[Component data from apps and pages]
BEGIN
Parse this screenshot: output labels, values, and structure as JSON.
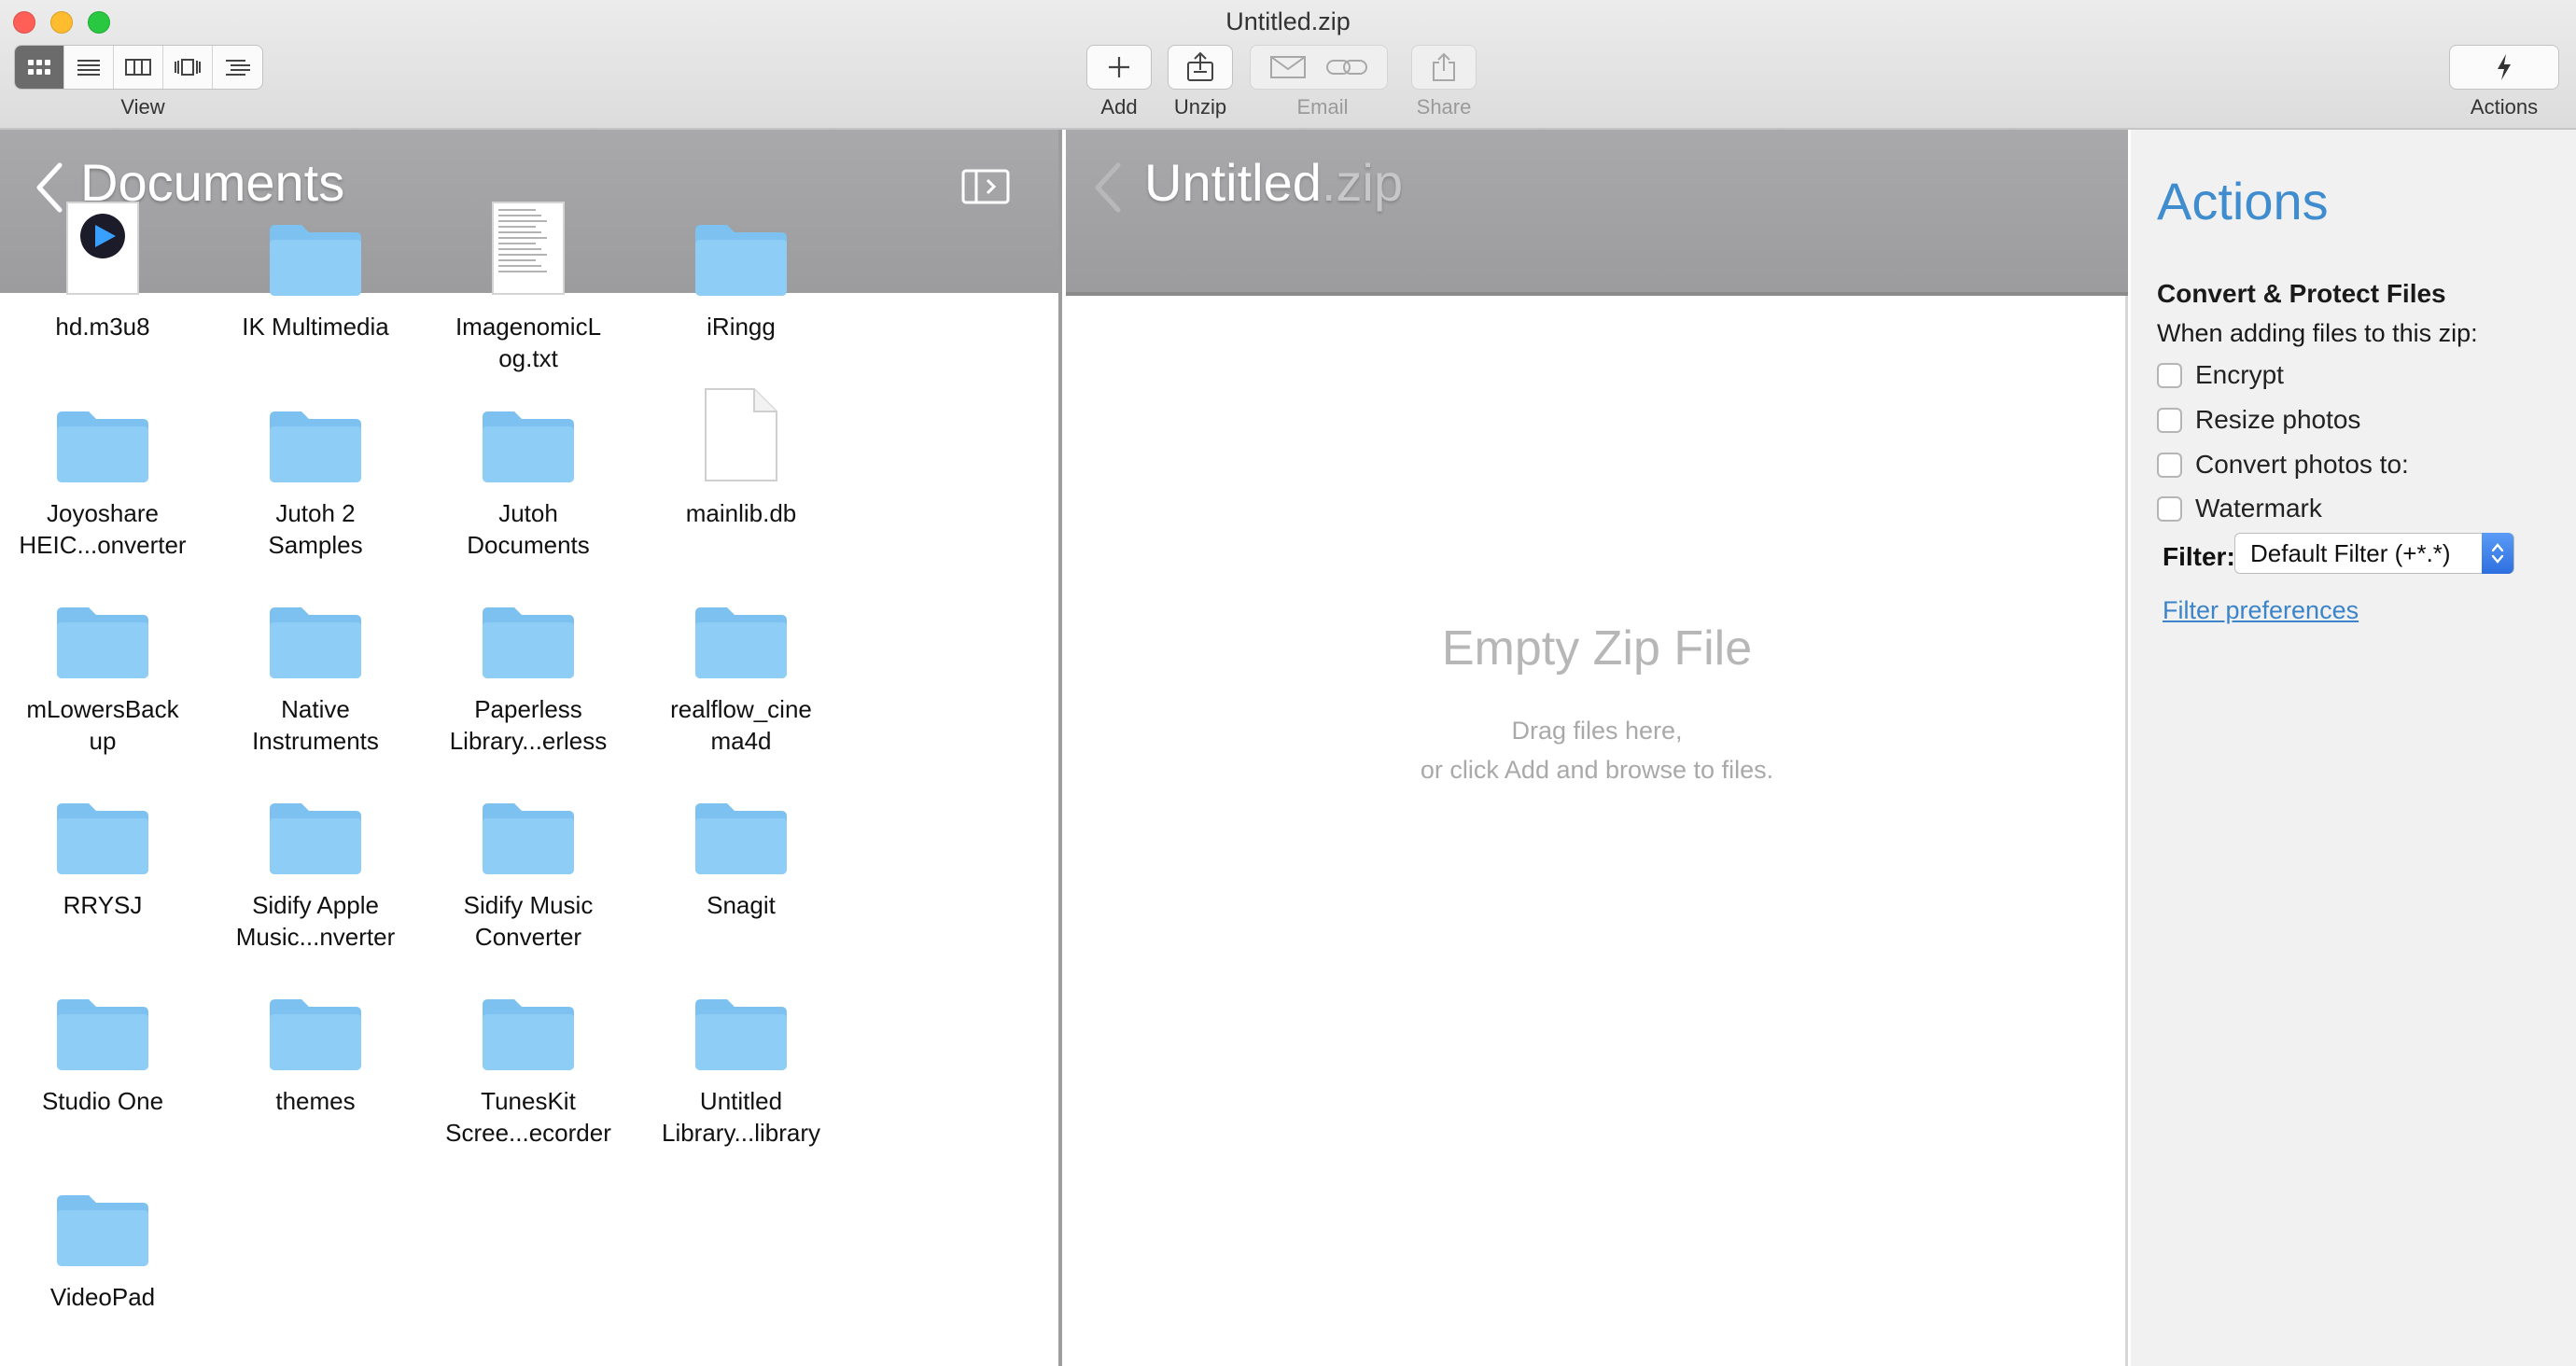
{
  "window": {
    "title": "Untitled.zip"
  },
  "toolbar": {
    "view_label": "View",
    "add_label": "Add",
    "unzip_label": "Unzip",
    "email_label": "Email",
    "share_label": "Share",
    "actions_label": "Actions",
    "view_modes": [
      "icon-grid",
      "list",
      "columns",
      "cover-flow",
      "outline"
    ]
  },
  "left_pane": {
    "title": "Documents",
    "files": [
      {
        "name": "hd.m3u8",
        "kind": "media"
      },
      {
        "name": "IK Multimedia",
        "kind": "folder"
      },
      {
        "name": "ImagenomicLog.txt",
        "kind": "text"
      },
      {
        "name": "iRingg",
        "kind": "folder"
      },
      {
        "name": "Joyoshare HEIC...onverter",
        "kind": "folder"
      },
      {
        "name": "Jutoh 2 Samples",
        "kind": "folder"
      },
      {
        "name": "Jutoh Documents",
        "kind": "folder"
      },
      {
        "name": "mainlib.db",
        "kind": "document"
      },
      {
        "name": "mLowersBackup",
        "kind": "folder"
      },
      {
        "name": "Native Instruments",
        "kind": "folder"
      },
      {
        "name": "Paperless Library...erless",
        "kind": "folder"
      },
      {
        "name": "realflow_cinema4d",
        "kind": "folder"
      },
      {
        "name": "RRYSJ",
        "kind": "folder"
      },
      {
        "name": "Sidify Apple Music...nverter",
        "kind": "folder"
      },
      {
        "name": "Sidify Music Converter",
        "kind": "folder"
      },
      {
        "name": "Snagit",
        "kind": "folder"
      },
      {
        "name": "Studio One",
        "kind": "folder"
      },
      {
        "name": "themes",
        "kind": "folder"
      },
      {
        "name": "TunesKit Scree...ecorder",
        "kind": "folder"
      },
      {
        "name": "Untitled Library...library",
        "kind": "folder"
      },
      {
        "name": "VideoPad",
        "kind": "folder"
      }
    ],
    "label_lines": [
      [
        "hd.m3u8"
      ],
      [
        "IK Multimedia"
      ],
      [
        "ImagenomicL",
        "og.txt"
      ],
      [
        "iRingg"
      ],
      [
        "Joyoshare",
        "HEIC...onverter"
      ],
      [
        "Jutoh 2",
        "Samples"
      ],
      [
        "Jutoh",
        "Documents"
      ],
      [
        "mainlib.db"
      ],
      [
        "mLowersBack",
        "up"
      ],
      [
        "Native",
        "Instruments"
      ],
      [
        "Paperless",
        "Library...erless"
      ],
      [
        "realflow_cine",
        "ma4d"
      ],
      [
        "RRYSJ"
      ],
      [
        "Sidify Apple",
        "Music...nverter"
      ],
      [
        "Sidify Music",
        "Converter"
      ],
      [
        "Snagit"
      ],
      [
        "Studio One"
      ],
      [
        "themes"
      ],
      [
        "TunesKit",
        "Scree...ecorder"
      ],
      [
        "Untitled",
        "Library...library"
      ],
      [
        "VideoPad"
      ]
    ]
  },
  "zip_pane": {
    "title_base": "Untitled",
    "title_ext": ".zip",
    "empty_title": "Empty Zip File",
    "empty_line1": "Drag files here,",
    "empty_line2": "or click Add and browse to files."
  },
  "actions_pane": {
    "title": "Actions",
    "section_title": "Convert & Protect Files",
    "section_subtitle": "When adding files to this zip:",
    "options": [
      {
        "label": "Encrypt",
        "checked": false
      },
      {
        "label": "Resize photos",
        "checked": false
      },
      {
        "label": "Convert photos to:",
        "checked": false
      },
      {
        "label": "Watermark",
        "checked": false
      }
    ],
    "filter_label": "Filter:",
    "filter_value": "Default Filter (+*.*)",
    "filter_link": "Filter preferences"
  },
  "colors": {
    "accent_blue": "#3f8ccf",
    "header_gray": "#a3a3a5",
    "folder_blue": "#8dcdf6"
  }
}
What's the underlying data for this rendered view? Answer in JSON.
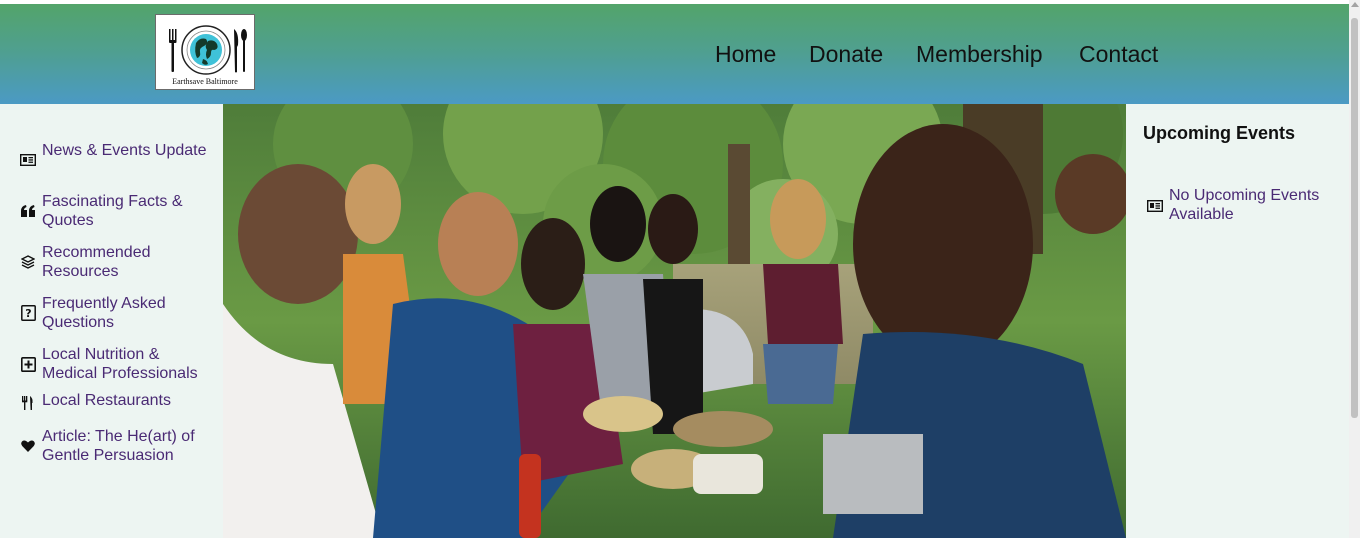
{
  "logo": {
    "text": "Earthsave Baltimore",
    "icon": "globe-plate-cutlery-logo"
  },
  "nav": [
    {
      "label": "Home"
    },
    {
      "label": "Donate"
    },
    {
      "label": "Membership"
    },
    {
      "label": "Contact"
    }
  ],
  "sidebar": {
    "items": [
      {
        "label": "News & Events Update",
        "icon": "newspaper-icon"
      },
      {
        "label": "Fascinating Facts & Quotes",
        "icon": "quote-icon"
      },
      {
        "label": "Recommended Resources",
        "icon": "layers-icon"
      },
      {
        "label": "Frequently Asked Questions",
        "icon": "question-icon"
      },
      {
        "label": "Local Nutrition & Medical Professionals",
        "icon": "medical-plus-icon"
      },
      {
        "label": "Local Restaurants",
        "icon": "utensils-icon"
      },
      {
        "label": "Article: The He(art) of Gentle Persuasion",
        "icon": "heart-icon"
      }
    ]
  },
  "events": {
    "title": "Upcoming Events",
    "items": [
      {
        "label": "No Upcoming Events Available",
        "icon": "newspaper-icon"
      }
    ]
  },
  "colors": {
    "header_top": "#53a46a",
    "header_bottom": "#4b9ac4",
    "link": "#4a2a74",
    "panel_bg": "#edf5f2"
  }
}
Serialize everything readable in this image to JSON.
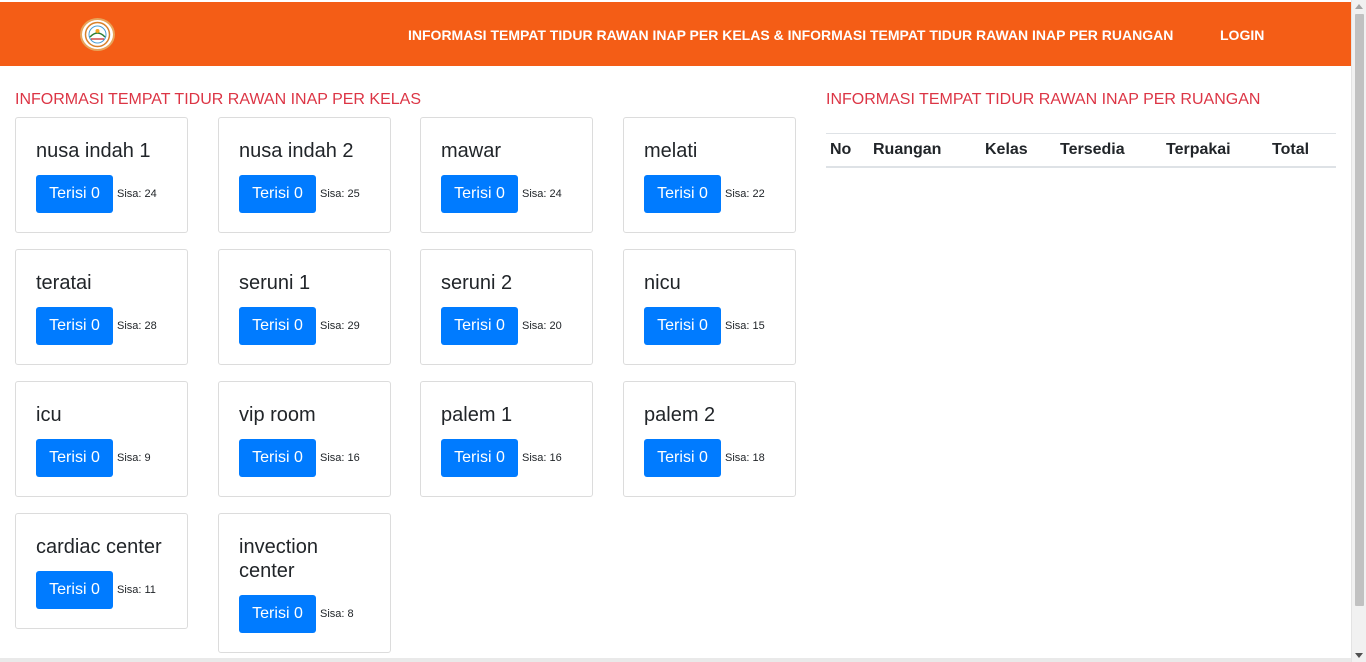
{
  "navbar": {
    "brand_color": "#f45d16",
    "logo_icon": "hospital-logo-icon",
    "main_link": "INFORMASI TEMPAT TIDUR RAWAN INAP PER KELAS & INFORMASI TEMPAT TIDUR RAWAN INAP PER RUANGAN",
    "login_link": "LOGIN"
  },
  "left": {
    "title": "INFORMASI TEMPAT TIDUR RAWAN INAP PER KELAS",
    "cards": [
      {
        "name": "nusa indah 1",
        "terisi": "Terisi 0",
        "sisa": "Sisa: 24"
      },
      {
        "name": "nusa indah 2",
        "terisi": "Terisi 0",
        "sisa": "Sisa: 25"
      },
      {
        "name": "mawar",
        "terisi": "Terisi 0",
        "sisa": "Sisa: 24"
      },
      {
        "name": "melati",
        "terisi": "Terisi 0",
        "sisa": "Sisa: 22"
      },
      {
        "name": "teratai",
        "terisi": "Terisi 0",
        "sisa": "Sisa: 28"
      },
      {
        "name": "seruni 1",
        "terisi": "Terisi 0",
        "sisa": "Sisa: 29"
      },
      {
        "name": "seruni 2",
        "terisi": "Terisi 0",
        "sisa": "Sisa: 20"
      },
      {
        "name": "nicu",
        "terisi": "Terisi 0",
        "sisa": "Sisa: 15"
      },
      {
        "name": "icu",
        "terisi": "Terisi 0",
        "sisa": "Sisa: 9"
      },
      {
        "name": "vip room",
        "terisi": "Terisi 0",
        "sisa": "Sisa: 16"
      },
      {
        "name": "palem 1",
        "terisi": "Terisi 0",
        "sisa": "Sisa: 16"
      },
      {
        "name": "palem 2",
        "terisi": "Terisi 0",
        "sisa": "Sisa: 18"
      },
      {
        "name": "cardiac center",
        "terisi": "Terisi 0",
        "sisa": "Sisa: 11"
      },
      {
        "name": "invection center",
        "terisi": "Terisi 0",
        "sisa": "Sisa: 8"
      }
    ]
  },
  "right": {
    "title": "INFORMASI TEMPAT TIDUR RAWAN INAP PER RUANGAN",
    "table_headers": [
      "No",
      "Ruangan",
      "Kelas",
      "Tersedia",
      "Terpakai",
      "Total"
    ]
  },
  "colors": {
    "title_red": "#dc3545",
    "button_blue": "#007bff"
  }
}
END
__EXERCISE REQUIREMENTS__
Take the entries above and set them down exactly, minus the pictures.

__RESULT__
Parse this screenshot: output labels, values, and structure as JSON.
{
  "window": {
    "title": "Untitled.zip"
  },
  "toolbar": {
    "view_label": "View",
    "add_label": "Add",
    "unzip_label": "Unzip",
    "email_label": "Email",
    "share_label": "Share",
    "actions_label": "Actions",
    "view_modes": [
      "icon-grid",
      "list",
      "columns",
      "cover-flow",
      "outline"
    ]
  },
  "left_pane": {
    "title": "Documents",
    "files": [
      {
        "name": "hd.m3u8",
        "kind": "media"
      },
      {
        "name": "IK Multimedia",
        "kind": "folder"
      },
      {
        "name": "ImagenomicLog.txt",
        "kind": "text"
      },
      {
        "name": "iRingg",
        "kind": "folder"
      },
      {
        "name": "Joyoshare HEIC...onverter",
        "kind": "folder"
      },
      {
        "name": "Jutoh 2 Samples",
        "kind": "folder"
      },
      {
        "name": "Jutoh Documents",
        "kind": "folder"
      },
      {
        "name": "mainlib.db",
        "kind": "document"
      },
      {
        "name": "mLowersBackup",
        "kind": "folder"
      },
      {
        "name": "Native Instruments",
        "kind": "folder"
      },
      {
        "name": "Paperless Library...erless",
        "kind": "folder"
      },
      {
        "name": "realflow_cinema4d",
        "kind": "folder"
      },
      {
        "name": "RRYSJ",
        "kind": "folder"
      },
      {
        "name": "Sidify Apple Music...nverter",
        "kind": "folder"
      },
      {
        "name": "Sidify Music Converter",
        "kind": "folder"
      },
      {
        "name": "Snagit",
        "kind": "folder"
      },
      {
        "name": "Studio One",
        "kind": "folder"
      },
      {
        "name": "themes",
        "kind": "folder"
      },
      {
        "name": "TunesKit Scree...ecorder",
        "kind": "folder"
      },
      {
        "name": "Untitled Library...library",
        "kind": "folder"
      },
      {
        "name": "VideoPad",
        "kind": "folder"
      }
    ],
    "label_lines": [
      [
        "hd.m3u8"
      ],
      [
        "IK Multimedia"
      ],
      [
        "ImagenomicL",
        "og.txt"
      ],
      [
        "iRingg"
      ],
      [
        "Joyoshare",
        "HEIC...onverter"
      ],
      [
        "Jutoh 2",
        "Samples"
      ],
      [
        "Jutoh",
        "Documents"
      ],
      [
        "mainlib.db"
      ],
      [
        "mLowersBack",
        "up"
      ],
      [
        "Native",
        "Instruments"
      ],
      [
        "Paperless",
        "Library...erless"
      ],
      [
        "realflow_cine",
        "ma4d"
      ],
      [
        "RRYSJ"
      ],
      [
        "Sidify Apple",
        "Music...nverter"
      ],
      [
        "Sidify Music",
        "Converter"
      ],
      [
        "Snagit"
      ],
      [
        "Studio One"
      ],
      [
        "themes"
      ],
      [
        "TunesKit",
        "Scree...ecorder"
      ],
      [
        "Untitled",
        "Library...library"
      ],
      [
        "VideoPad"
      ]
    ]
  },
  "zip_pane": {
    "title_base": "Untitled",
    "title_ext": ".zip",
    "empty_title": "Empty Zip File",
    "empty_line1": "Drag files here,",
    "empty_line2": "or click Add and browse to files."
  },
  "actions_pane": {
    "title": "Actions",
    "section_title": "Convert & Protect Files",
    "section_subtitle": "When adding files to this zip:",
    "options": [
      {
        "label": "Encrypt",
        "checked": false
      },
      {
        "label": "Resize photos",
        "checked": false
      },
      {
        "label": "Convert photos to:",
        "checked": false
      },
      {
        "label": "Watermark",
        "checked": false
      }
    ],
    "filter_label": "Filter:",
    "filter_value": "Default Filter (+*.*)",
    "filter_link": "Filter preferences"
  },
  "colors": {
    "accent_blue": "#3f8ccf",
    "header_gray": "#a3a3a5",
    "folder_blue": "#8dcdf6"
  }
}
What's the underlying data for this rendered view? Answer in JSON.
{
  "logo": {
    "text": "Earthsave Baltimore",
    "icon": "globe-plate-cutlery-logo"
  },
  "nav": [
    {
      "label": "Home"
    },
    {
      "label": "Donate"
    },
    {
      "label": "Membership"
    },
    {
      "label": "Contact"
    }
  ],
  "sidebar": {
    "items": [
      {
        "label": "News & Events Update",
        "icon": "newspaper-icon"
      },
      {
        "label": "Fascinating Facts & Quotes",
        "icon": "quote-icon"
      },
      {
        "label": "Recommended Resources",
        "icon": "layers-icon"
      },
      {
        "label": "Frequently Asked Questions",
        "icon": "question-icon"
      },
      {
        "label": "Local Nutrition & Medical Professionals",
        "icon": "medical-plus-icon"
      },
      {
        "label": "Local Restaurants",
        "icon": "utensils-icon"
      },
      {
        "label": "Article: The He(art) of Gentle Persuasion",
        "icon": "heart-icon"
      }
    ]
  },
  "events": {
    "title": "Upcoming Events",
    "items": [
      {
        "label": "No Upcoming Events Available",
        "icon": "newspaper-icon"
      }
    ]
  },
  "colors": {
    "header_top": "#53a46a",
    "header_bottom": "#4b9ac4",
    "link": "#4a2a74",
    "panel_bg": "#edf5f2"
  }
}
Serialize everything readable in this image to JSON.
{
  "navbar": {
    "brand_color": "#f45d16",
    "logo_icon": "hospital-logo-icon",
    "main_link": "INFORMASI TEMPAT TIDUR RAWAN INAP PER KELAS & INFORMASI TEMPAT TIDUR RAWAN INAP PER RUANGAN",
    "login_link": "LOGIN"
  },
  "left": {
    "title": "INFORMASI TEMPAT TIDUR RAWAN INAP PER KELAS",
    "cards": [
      {
        "name": "nusa indah 1",
        "terisi": "Terisi 0",
        "sisa": "Sisa: 24"
      },
      {
        "name": "nusa indah 2",
        "terisi": "Terisi 0",
        "sisa": "Sisa: 25"
      },
      {
        "name": "mawar",
        "terisi": "Terisi 0",
        "sisa": "Sisa: 24"
      },
      {
        "name": "melati",
        "terisi": "Terisi 0",
        "sisa": "Sisa: 22"
      },
      {
        "name": "teratai",
        "terisi": "Terisi 0",
        "sisa": "Sisa: 28"
      },
      {
        "name": "seruni 1",
        "terisi": "Terisi 0",
        "sisa": "Sisa: 29"
      },
      {
        "name": "seruni 2",
        "terisi": "Terisi 0",
        "sisa": "Sisa: 20"
      },
      {
        "name": "nicu",
        "terisi": "Terisi 0",
        "sisa": "Sisa: 15"
      },
      {
        "name": "icu",
        "terisi": "Terisi 0",
        "sisa": "Sisa: 9"
      },
      {
        "name": "vip room",
        "terisi": "Terisi 0",
        "sisa": "Sisa: 16"
      },
      {
        "name": "palem 1",
        "terisi": "Terisi 0",
        "sisa": "Sisa: 16"
      },
      {
        "name": "palem 2",
        "terisi": "Terisi 0",
        "sisa": "Sisa: 18"
      },
      {
        "name": "cardiac center",
        "terisi": "Terisi 0",
        "sisa": "Sisa: 11"
      },
      {
        "name": "invection center",
        "terisi": "Terisi 0",
        "sisa": "Sisa: 8"
      }
    ]
  },
  "right": {
    "title": "INFORMASI TEMPAT TIDUR RAWAN INAP PER RUANGAN",
    "table_headers": [
      "No",
      "Ruangan",
      "Kelas",
      "Tersedia",
      "Terpakai",
      "Total"
    ]
  },
  "colors": {
    "title_red": "#dc3545",
    "button_blue": "#007bff"
  }
}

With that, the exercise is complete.